A former Donegal Judge has said that he views the new Defective Blocks Bill as unconstitutional.
Retired judge Sean MacBride, who lives in Greencastle, said that sections should be removed from the bill which is restrictive of citizens’ rights.
He said that there are serious flaws with Section 23, subsection 4a, and subsection 6, when read together.
Mr MacBride explained: “Basically, what they provide for is that if in the past you’ve had remedial works carried out, by way of grant or otherwise, and it appears there is further damage caused that has been of an ongoing nature. You are restricted in relation to that work to the replacement of the blocks, but you cannot replace defective foundations, and it’s extremely limited.
“In my view it’s unconstitutional because it’s restrictive of the personal rights enumerated in various sections of our constitution, Bunreacht na hEireann, it crosses the line.”
Mr MacBride said that urgent action is necessary to correct the Remediation of Dwellings Damaged by the Use of Defective Concrete Blocks Bill, 2022.
“It’s not just my view, it’s the view of a lot of imminent lawyers and I would hope that before it’s too late the government reflects on it, they should seek advice from the attorney general,” he said.
Mr MacBride was speaking at a public meeting in Letterkenny hosted by leading legal firm Coleman Legal this week, where Mica victims are finding out how to unite for a multi-party court action. The legal team is taking a High Court case over the defective blocks scandal. The case is being underwritten by two Donegal businessmen, Shaun Hegarty and Adrian Sheridan.
In the aftermath of the Oireachtas Housing Committee hearing on the new defective blocks scheme last week, a large number of affected homeowners made contact with Coleman Legal in a bid to get clarification on a number of matters which may arise if they joined the multi-party court action. Over 200 attended a gathering in the Mount Errigal Hotel, Letterkenny, on Friday while a further 350 were in The Strand Hotel, Ballyliffin on Saturday morning.
As well as homeowners from across Inishowen, there were many other concerned homeowners from the Letterkenny and Lifford areas.
The main concerns are about the exclusion of the testing of foundations and the fact that many property owners are excluded from the Scheme such as commercial and farm buildings as well as holiday homes.
Mr MacBride said it is important that victims litigate ‘immediately’ before the new bill is passed and signed into law.

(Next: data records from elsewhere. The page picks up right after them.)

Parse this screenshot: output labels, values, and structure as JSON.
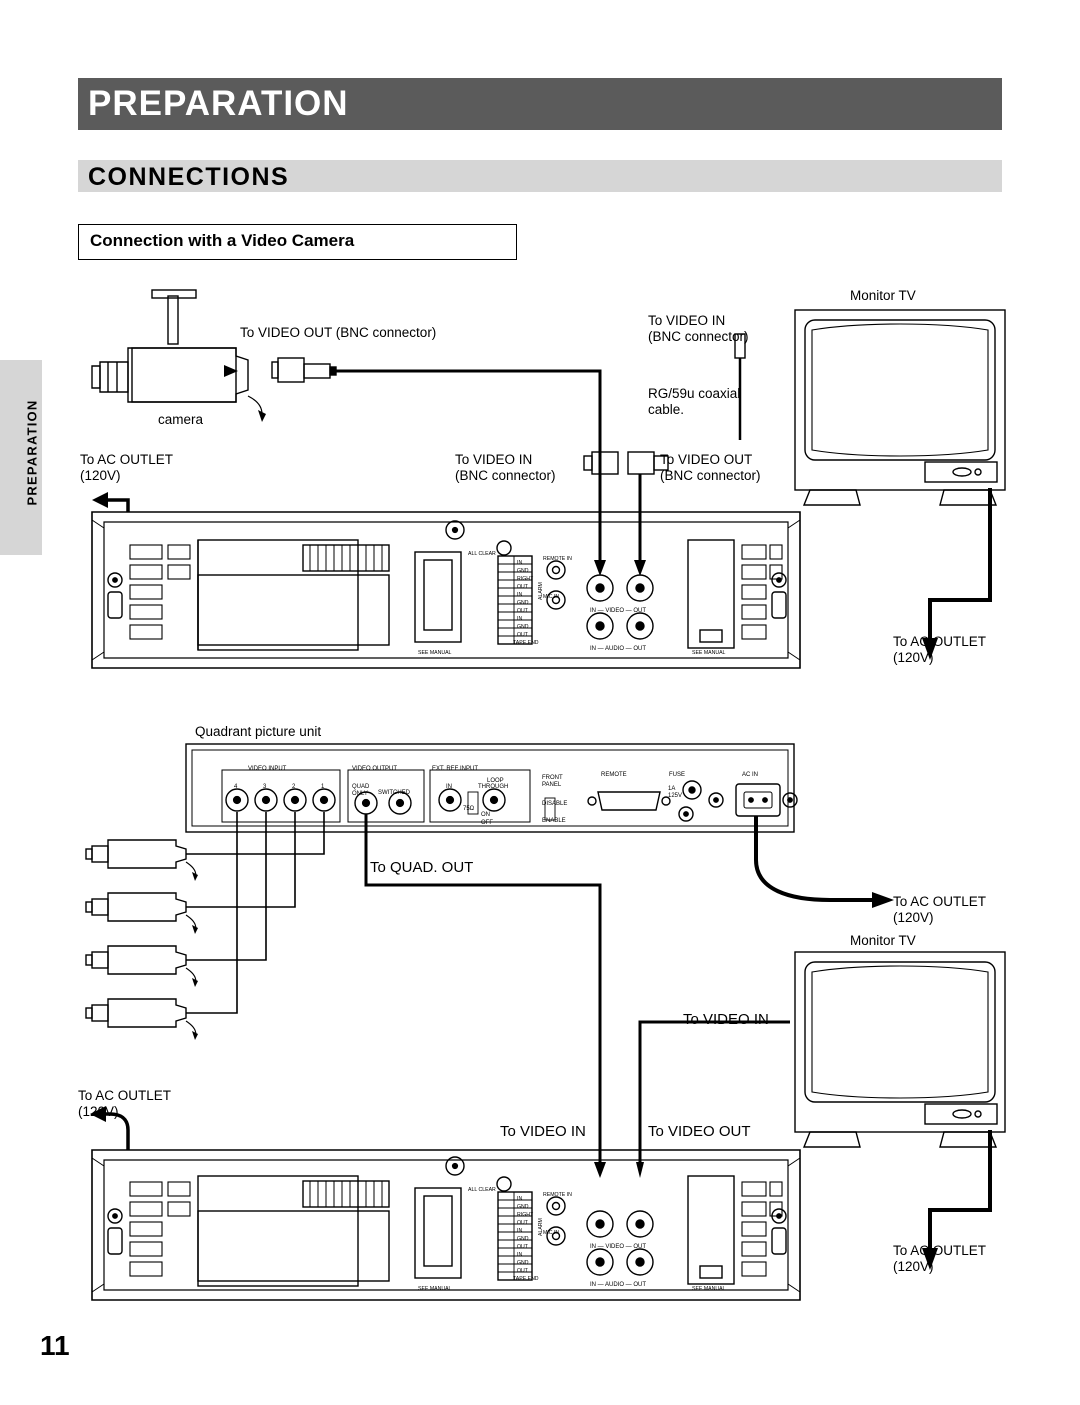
{
  "header": {
    "chapter": "PREPARATION",
    "section": "CONNECTIONS",
    "subsection": "Connection with a Video Camera"
  },
  "side_tab": {
    "label": "PREPARATION"
  },
  "page_number": "11",
  "diagram_top": {
    "camera_caption": "camera",
    "video_out_bnc": "To VIDEO OUT (BNC connector)",
    "video_in_bnc": "To VIDEO IN\n(BNC connector)",
    "coax_cable": "RG/59u coaxial\ncable.",
    "monitor_tv": "Monitor TV",
    "ac_outlet_left": "To AC OUTLET\n(120V)",
    "vcr_video_in": "To VIDEO IN\n(BNC connector)",
    "vcr_video_out": "To VIDEO OUT\n(BNC connector)",
    "ac_outlet_right": "To AC OUTLET\n(120V)"
  },
  "diagram_bottom": {
    "quadrant_unit": "Quadrant picture unit",
    "to_quad_out": "To QUAD. OUT",
    "ac_outlet_quad": "To AC OUTLET\n(120V)",
    "monitor_tv": "Monitor TV",
    "monitor_video_in": "To VIDEO IN",
    "ac_outlet_left": "To AC OUTLET\n(120V)",
    "vcr_video_in": "To VIDEO IN",
    "vcr_video_out": "To VIDEO OUT",
    "ac_outlet_right": "To AC OUTLET\n(120V)"
  },
  "vcr_panel": {
    "all_clear": "ALL CLEAR",
    "remote_in": "REMOTE IN",
    "mic_in": "MIC IN",
    "see_manual_left": "SEE MANUAL",
    "see_manual_right": "SEE MANUAL",
    "video_row": "IN — VIDEO — OUT",
    "audio_row": "IN — AUDIO — OUT",
    "alarm": "ALARM",
    "terminal_labels": [
      "IN",
      "GND",
      "RIGHT",
      "OUT",
      "IN",
      "GND",
      "OUT",
      "IN",
      "GND",
      "OUT",
      "TAPE END"
    ]
  },
  "quad_panel": {
    "video_input": "VIDEO INPUT",
    "video_input_nums": [
      "4",
      "3",
      "2",
      "1"
    ],
    "video_output": "VIDEO OUTPUT",
    "quad_only": "QUAD\nONLY",
    "switched": "SWITCHED",
    "ext_ref_input": "EXT. REF INPUT",
    "loop": "LOOP",
    "in": "IN",
    "through": "THROUGH",
    "ohm75": "75Ω",
    "on": "ON",
    "off": "OFF",
    "front_panel": "FRONT\nPANEL",
    "disable": "DISABLE",
    "enable": "ENABLE",
    "remote": "REMOTE",
    "fuse": "FUSE",
    "fuse_rating": "1A\n125V",
    "ac_in": "AC IN"
  }
}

“The act cannot constitutionally be retrospective, it can only be prospective from the date of signing and the commencement order,” he said.

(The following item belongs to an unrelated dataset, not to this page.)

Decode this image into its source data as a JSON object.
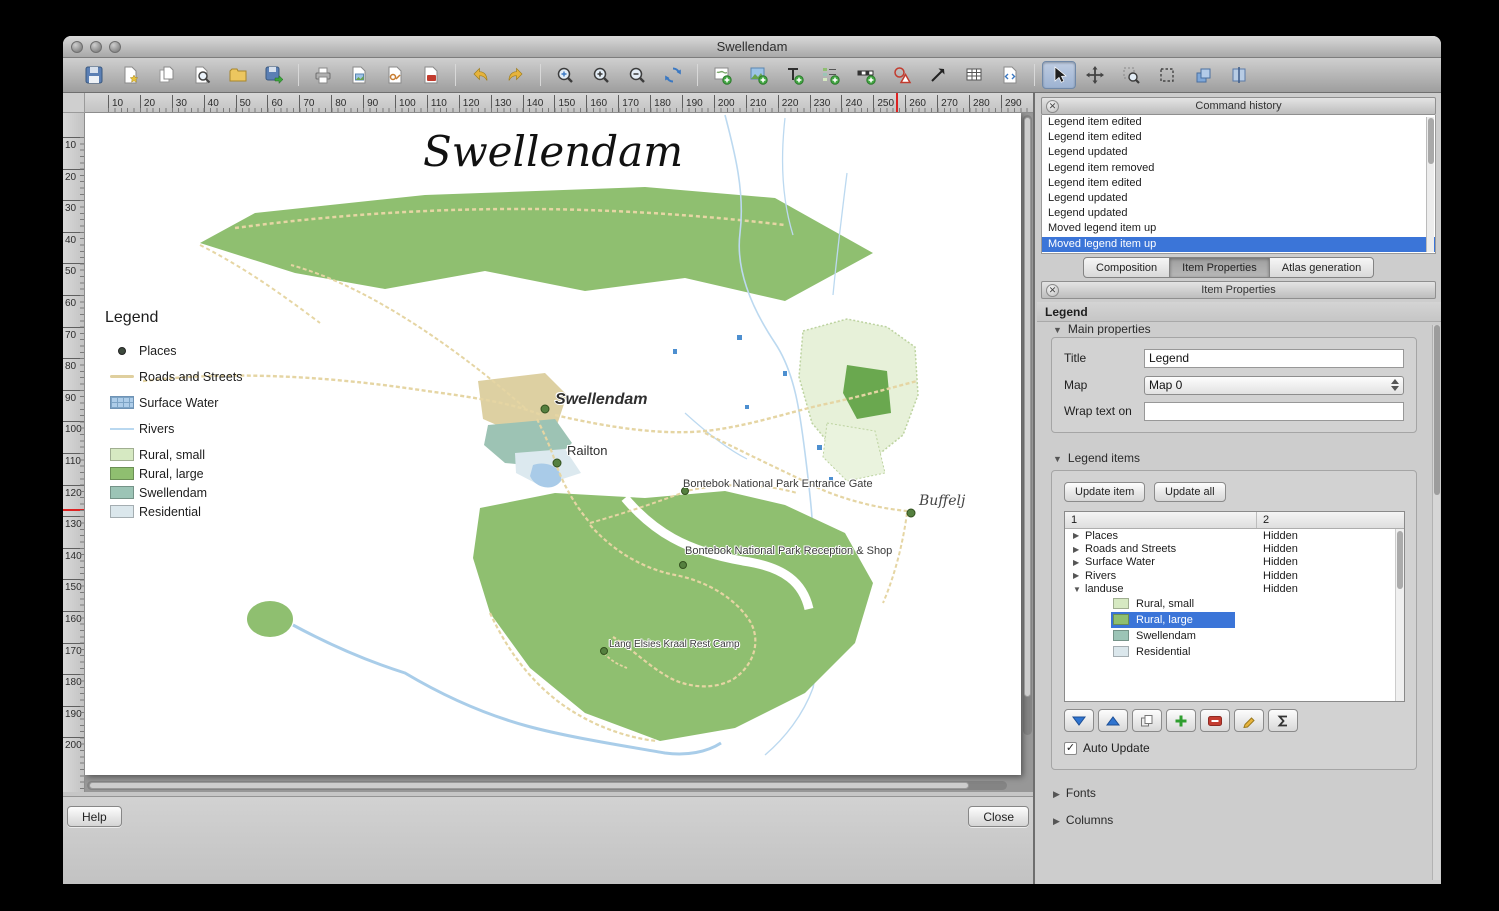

“I think it’s most important that people who want to recover all of their losses should do immediately prior to the passing of the bill.”